■ AIM OF THE EXERCISE:
Your answer must consist of the records below, reproduced exactly, with every picture removed.

■ SOURCE DATA:
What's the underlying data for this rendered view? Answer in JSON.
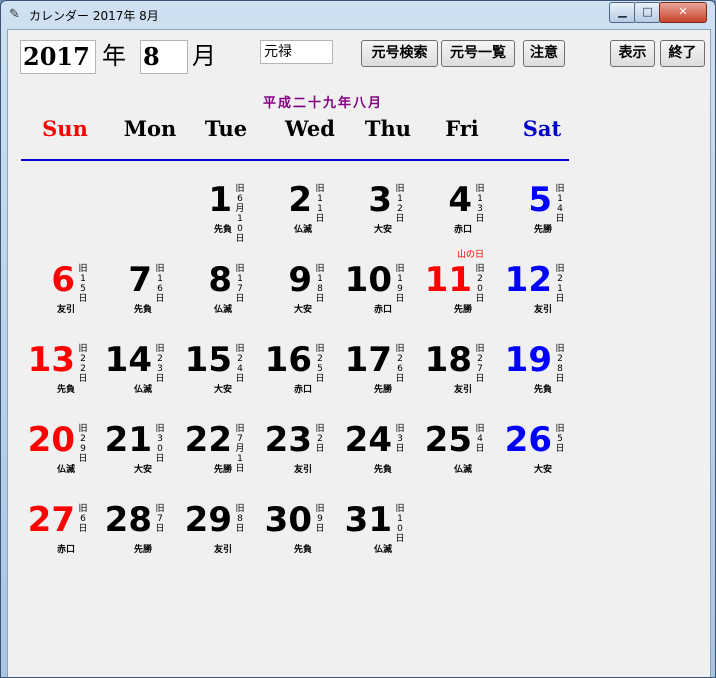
{
  "window": {
    "title": "カレンダー 2017年  8月",
    "buttons": {
      "minimize": "▁",
      "maximize": "□",
      "close": "✕"
    }
  },
  "controls": {
    "year_value": "2017",
    "year_unit": "年",
    "month_value": "8",
    "month_unit": "月",
    "era_name": "元禄",
    "buttons": {
      "era_search": "元号検索",
      "era_list": "元号一覧",
      "notice": "注意",
      "show": "表示",
      "quit": "終了"
    }
  },
  "calendar": {
    "wareki_title": "平成二十九年八月",
    "weekdays": [
      "Sun",
      "Mon",
      "Tue",
      "Wed",
      "Thu",
      "Fri",
      "Sat"
    ],
    "days": [
      {
        "d": "1",
        "col": 2,
        "row": 0,
        "color": "black",
        "old": "旧6月10日",
        "old_green": true,
        "rokuyo": "先負",
        "rokuyo_red": false,
        "holiday": ""
      },
      {
        "d": "2",
        "col": 3,
        "row": 0,
        "color": "black",
        "old": "旧11日",
        "old_green": false,
        "rokuyo": "仏滅",
        "rokuyo_red": false,
        "holiday": ""
      },
      {
        "d": "3",
        "col": 4,
        "row": 0,
        "color": "black",
        "old": "旧12日",
        "old_green": false,
        "rokuyo": "大安",
        "rokuyo_red": true,
        "holiday": ""
      },
      {
        "d": "4",
        "col": 5,
        "row": 0,
        "color": "black",
        "old": "旧13日",
        "old_green": false,
        "rokuyo": "赤口",
        "rokuyo_red": false,
        "holiday": ""
      },
      {
        "d": "5",
        "col": 6,
        "row": 0,
        "color": "blue",
        "old": "旧14日",
        "old_green": false,
        "rokuyo": "先勝",
        "rokuyo_red": false,
        "holiday": ""
      },
      {
        "d": "6",
        "col": 0,
        "row": 1,
        "color": "red",
        "old": "旧15日",
        "old_green": false,
        "rokuyo": "友引",
        "rokuyo_red": false,
        "holiday": ""
      },
      {
        "d": "7",
        "col": 1,
        "row": 1,
        "color": "black",
        "old": "旧16日",
        "old_green": false,
        "rokuyo": "先負",
        "rokuyo_red": false,
        "holiday": ""
      },
      {
        "d": "8",
        "col": 2,
        "row": 1,
        "color": "black",
        "old": "旧17日",
        "old_green": false,
        "rokuyo": "仏滅",
        "rokuyo_red": false,
        "holiday": ""
      },
      {
        "d": "9",
        "col": 3,
        "row": 1,
        "color": "black",
        "old": "旧18日",
        "old_green": false,
        "rokuyo": "大安",
        "rokuyo_red": true,
        "holiday": ""
      },
      {
        "d": "10",
        "col": 4,
        "row": 1,
        "color": "black",
        "old": "旧19日",
        "old_green": false,
        "rokuyo": "赤口",
        "rokuyo_red": false,
        "holiday": ""
      },
      {
        "d": "11",
        "col": 5,
        "row": 1,
        "color": "red",
        "old": "旧20日",
        "old_green": false,
        "rokuyo": "先勝",
        "rokuyo_red": false,
        "holiday": "山の日"
      },
      {
        "d": "12",
        "col": 6,
        "row": 1,
        "color": "blue",
        "old": "旧21日",
        "old_green": false,
        "rokuyo": "友引",
        "rokuyo_red": false,
        "holiday": ""
      },
      {
        "d": "13",
        "col": 0,
        "row": 2,
        "color": "red",
        "old": "旧22日",
        "old_green": false,
        "rokuyo": "先負",
        "rokuyo_red": false,
        "holiday": ""
      },
      {
        "d": "14",
        "col": 1,
        "row": 2,
        "color": "black",
        "old": "旧23日",
        "old_green": false,
        "rokuyo": "仏滅",
        "rokuyo_red": false,
        "holiday": ""
      },
      {
        "d": "15",
        "col": 2,
        "row": 2,
        "color": "black",
        "old": "旧24日",
        "old_green": false,
        "rokuyo": "大安",
        "rokuyo_red": true,
        "holiday": ""
      },
      {
        "d": "16",
        "col": 3,
        "row": 2,
        "color": "black",
        "old": "旧25日",
        "old_green": false,
        "rokuyo": "赤口",
        "rokuyo_red": false,
        "holiday": ""
      },
      {
        "d": "17",
        "col": 4,
        "row": 2,
        "color": "black",
        "old": "旧26日",
        "old_green": false,
        "rokuyo": "先勝",
        "rokuyo_red": false,
        "holiday": ""
      },
      {
        "d": "18",
        "col": 5,
        "row": 2,
        "color": "black",
        "old": "旧27日",
        "old_green": false,
        "rokuyo": "友引",
        "rokuyo_red": false,
        "holiday": ""
      },
      {
        "d": "19",
        "col": 6,
        "row": 2,
        "color": "blue",
        "old": "旧28日",
        "old_green": false,
        "rokuyo": "先負",
        "rokuyo_red": false,
        "holiday": ""
      },
      {
        "d": "20",
        "col": 0,
        "row": 3,
        "color": "red",
        "old": "旧29日",
        "old_green": false,
        "rokuyo": "仏滅",
        "rokuyo_red": false,
        "holiday": ""
      },
      {
        "d": "21",
        "col": 1,
        "row": 3,
        "color": "black",
        "old": "旧30日",
        "old_green": false,
        "rokuyo": "大安",
        "rokuyo_red": true,
        "holiday": ""
      },
      {
        "d": "22",
        "col": 2,
        "row": 3,
        "color": "black",
        "old": "旧7月1日",
        "old_green": true,
        "rokuyo": "先勝",
        "rokuyo_red": false,
        "holiday": ""
      },
      {
        "d": "23",
        "col": 3,
        "row": 3,
        "color": "black",
        "old": "旧2日",
        "old_green": false,
        "rokuyo": "友引",
        "rokuyo_red": false,
        "holiday": ""
      },
      {
        "d": "24",
        "col": 4,
        "row": 3,
        "color": "black",
        "old": "旧3日",
        "old_green": false,
        "rokuyo": "先負",
        "rokuyo_red": false,
        "holiday": ""
      },
      {
        "d": "25",
        "col": 5,
        "row": 3,
        "color": "black",
        "old": "旧4日",
        "old_green": false,
        "rokuyo": "仏滅",
        "rokuyo_red": false,
        "holiday": ""
      },
      {
        "d": "26",
        "col": 6,
        "row": 3,
        "color": "blue",
        "old": "旧5日",
        "old_green": false,
        "rokuyo": "大安",
        "rokuyo_red": true,
        "holiday": ""
      },
      {
        "d": "27",
        "col": 0,
        "row": 4,
        "color": "red",
        "old": "旧6日",
        "old_green": false,
        "rokuyo": "赤口",
        "rokuyo_red": false,
        "holiday": ""
      },
      {
        "d": "28",
        "col": 1,
        "row": 4,
        "color": "black",
        "old": "旧7日",
        "old_green": false,
        "rokuyo": "先勝",
        "rokuyo_red": false,
        "holiday": ""
      },
      {
        "d": "29",
        "col": 2,
        "row": 4,
        "color": "black",
        "old": "旧8日",
        "old_green": false,
        "rokuyo": "友引",
        "rokuyo_red": false,
        "holiday": ""
      },
      {
        "d": "30",
        "col": 3,
        "row": 4,
        "color": "black",
        "old": "旧9日",
        "old_green": false,
        "rokuyo": "先負",
        "rokuyo_red": false,
        "holiday": ""
      },
      {
        "d": "31",
        "col": 4,
        "row": 4,
        "color": "black",
        "old": "旧10日",
        "old_green": false,
        "rokuyo": "仏滅",
        "rokuyo_red": false,
        "holiday": ""
      }
    ]
  }
}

■ RESPONSE:
What's the underlying data for this rendered view? Answer in JSON.
{
  "window": {
    "title": "カレンダー 2017年  8月",
    "buttons": {
      "minimize": "▁",
      "maximize": "□",
      "close": "✕"
    }
  },
  "controls": {
    "year_value": "2017",
    "year_unit": "年",
    "month_value": "8",
    "month_unit": "月",
    "era_name": "元禄",
    "buttons": {
      "era_search": "元号検索",
      "era_list": "元号一覧",
      "notice": "注意",
      "show": "表示",
      "quit": "終了"
    }
  },
  "calendar": {
    "wareki_title": "平成二十九年八月",
    "weekdays": [
      "Sun",
      "Mon",
      "Tue",
      "Wed",
      "Thu",
      "Fri",
      "Sat"
    ],
    "days": [
      {
        "d": "1",
        "col": 2,
        "row": 0,
        "color": "black",
        "old": "旧6月10日",
        "old_green": true,
        "rokuyo": "先負",
        "rokuyo_red": false,
        "holiday": ""
      },
      {
        "d": "2",
        "col": 3,
        "row": 0,
        "color": "black",
        "old": "旧11日",
        "old_green": false,
        "rokuyo": "仏滅",
        "rokuyo_red": false,
        "holiday": ""
      },
      {
        "d": "3",
        "col": 4,
        "row": 0,
        "color": "black",
        "old": "旧12日",
        "old_green": false,
        "rokuyo": "大安",
        "rokuyo_red": true,
        "holiday": ""
      },
      {
        "d": "4",
        "col": 5,
        "row": 0,
        "color": "black",
        "old": "旧13日",
        "old_green": false,
        "rokuyo": "赤口",
        "rokuyo_red": false,
        "holiday": ""
      },
      {
        "d": "5",
        "col": 6,
        "row": 0,
        "color": "blue",
        "old": "旧14日",
        "old_green": false,
        "rokuyo": "先勝",
        "rokuyo_red": false,
        "holiday": ""
      },
      {
        "d": "6",
        "col": 0,
        "row": 1,
        "color": "red",
        "old": "旧15日",
        "old_green": false,
        "rokuyo": "友引",
        "rokuyo_red": false,
        "holiday": ""
      },
      {
        "d": "7",
        "col": 1,
        "row": 1,
        "color": "black",
        "old": "旧16日",
        "old_green": false,
        "rokuyo": "先負",
        "rokuyo_red": false,
        "holiday": ""
      },
      {
        "d": "8",
        "col": 2,
        "row": 1,
        "color": "black",
        "old": "旧17日",
        "old_green": false,
        "rokuyo": "仏滅",
        "rokuyo_red": false,
        "holiday": ""
      },
      {
        "d": "9",
        "col": 3,
        "row": 1,
        "color": "black",
        "old": "旧18日",
        "old_green": false,
        "rokuyo": "大安",
        "rokuyo_red": true,
        "holiday": ""
      },
      {
        "d": "10",
        "col": 4,
        "row": 1,
        "color": "black",
        "old": "旧19日",
        "old_green": false,
        "rokuyo": "赤口",
        "rokuyo_red": false,
        "holiday": ""
      },
      {
        "d": "11",
        "col": 5,
        "row": 1,
        "color": "red",
        "old": "旧20日",
        "old_green": false,
        "rokuyo": "先勝",
        "rokuyo_red": false,
        "holiday": "山の日"
      },
      {
        "d": "12",
        "col": 6,
        "row": 1,
        "color": "blue",
        "old": "旧21日",
        "old_green": false,
        "rokuyo": "友引",
        "rokuyo_red": false,
        "holiday": ""
      },
      {
        "d": "13",
        "col": 0,
        "row": 2,
        "color": "red",
        "old": "旧22日",
        "old_green": false,
        "rokuyo": "先負",
        "rokuyo_red": false,
        "holiday": ""
      },
      {
        "d": "14",
        "col": 1,
        "row": 2,
        "color": "black",
        "old": "旧23日",
        "old_green": false,
        "rokuyo": "仏滅",
        "rokuyo_red": false,
        "holiday": ""
      },
      {
        "d": "15",
        "col": 2,
        "row": 2,
        "color": "black",
        "old": "旧24日",
        "old_green": false,
        "rokuyo": "大安",
        "rokuyo_red": true,
        "holiday": ""
      },
      {
        "d": "16",
        "col": 3,
        "row": 2,
        "color": "black",
        "old": "旧25日",
        "old_green": false,
        "rokuyo": "赤口",
        "rokuyo_red": false,
        "holiday": ""
      },
      {
        "d": "17",
        "col": 4,
        "row": 2,
        "color": "black",
        "old": "旧26日",
        "old_green": false,
        "rokuyo": "先勝",
        "rokuyo_red": false,
        "holiday": ""
      },
      {
        "d": "18",
        "col": 5,
        "row": 2,
        "color": "black",
        "old": "旧27日",
        "old_green": false,
        "rokuyo": "友引",
        "rokuyo_red": false,
        "holiday": ""
      },
      {
        "d": "19",
        "col": 6,
        "row": 2,
        "color": "blue",
        "old": "旧28日",
        "old_green": false,
        "rokuyo": "先負",
        "rokuyo_red": false,
        "holiday": ""
      },
      {
        "d": "20",
        "col": 0,
        "row": 3,
        "color": "red",
        "old": "旧29日",
        "old_green": false,
        "rokuyo": "仏滅",
        "rokuyo_red": false,
        "holiday": ""
      },
      {
        "d": "21",
        "col": 1,
        "row": 3,
        "color": "black",
        "old": "旧30日",
        "old_green": false,
        "rokuyo": "大安",
        "rokuyo_red": true,
        "holiday": ""
      },
      {
        "d": "22",
        "col": 2,
        "row": 3,
        "color": "black",
        "old": "旧7月1日",
        "old_green": true,
        "rokuyo": "先勝",
        "rokuyo_red": false,
        "holiday": ""
      },
      {
        "d": "23",
        "col": 3,
        "row": 3,
        "color": "black",
        "old": "旧2日",
        "old_green": false,
        "rokuyo": "友引",
        "rokuyo_red": false,
        "holiday": ""
      },
      {
        "d": "24",
        "col": 4,
        "row": 3,
        "color": "black",
        "old": "旧3日",
        "old_green": false,
        "rokuyo": "先負",
        "rokuyo_red": false,
        "holiday": ""
      },
      {
        "d": "25",
        "col": 5,
        "row": 3,
        "color": "black",
        "old": "旧4日",
        "old_green": false,
        "rokuyo": "仏滅",
        "rokuyo_red": false,
        "holiday": ""
      },
      {
        "d": "26",
        "col": 6,
        "row": 3,
        "color": "blue",
        "old": "旧5日",
        "old_green": false,
        "rokuyo": "大安",
        "rokuyo_red": true,
        "holiday": ""
      },
      {
        "d": "27",
        "col": 0,
        "row": 4,
        "color": "red",
        "old": "旧6日",
        "old_green": false,
        "rokuyo": "赤口",
        "rokuyo_red": false,
        "holiday": ""
      },
      {
        "d": "28",
        "col": 1,
        "row": 4,
        "color": "black",
        "old": "旧7日",
        "old_green": false,
        "rokuyo": "先勝",
        "rokuyo_red": false,
        "holiday": ""
      },
      {
        "d": "29",
        "col": 2,
        "row": 4,
        "color": "black",
        "old": "旧8日",
        "old_green": false,
        "rokuyo": "友引",
        "rokuyo_red": false,
        "holiday": ""
      },
      {
        "d": "30",
        "col": 3,
        "row": 4,
        "color": "black",
        "old": "旧9日",
        "old_green": false,
        "rokuyo": "先負",
        "rokuyo_red": false,
        "holiday": ""
      },
      {
        "d": "31",
        "col": 4,
        "row": 4,
        "color": "black",
        "old": "旧10日",
        "old_green": false,
        "rokuyo": "仏滅",
        "rokuyo_red": false,
        "holiday": ""
      }
    ]
  }
}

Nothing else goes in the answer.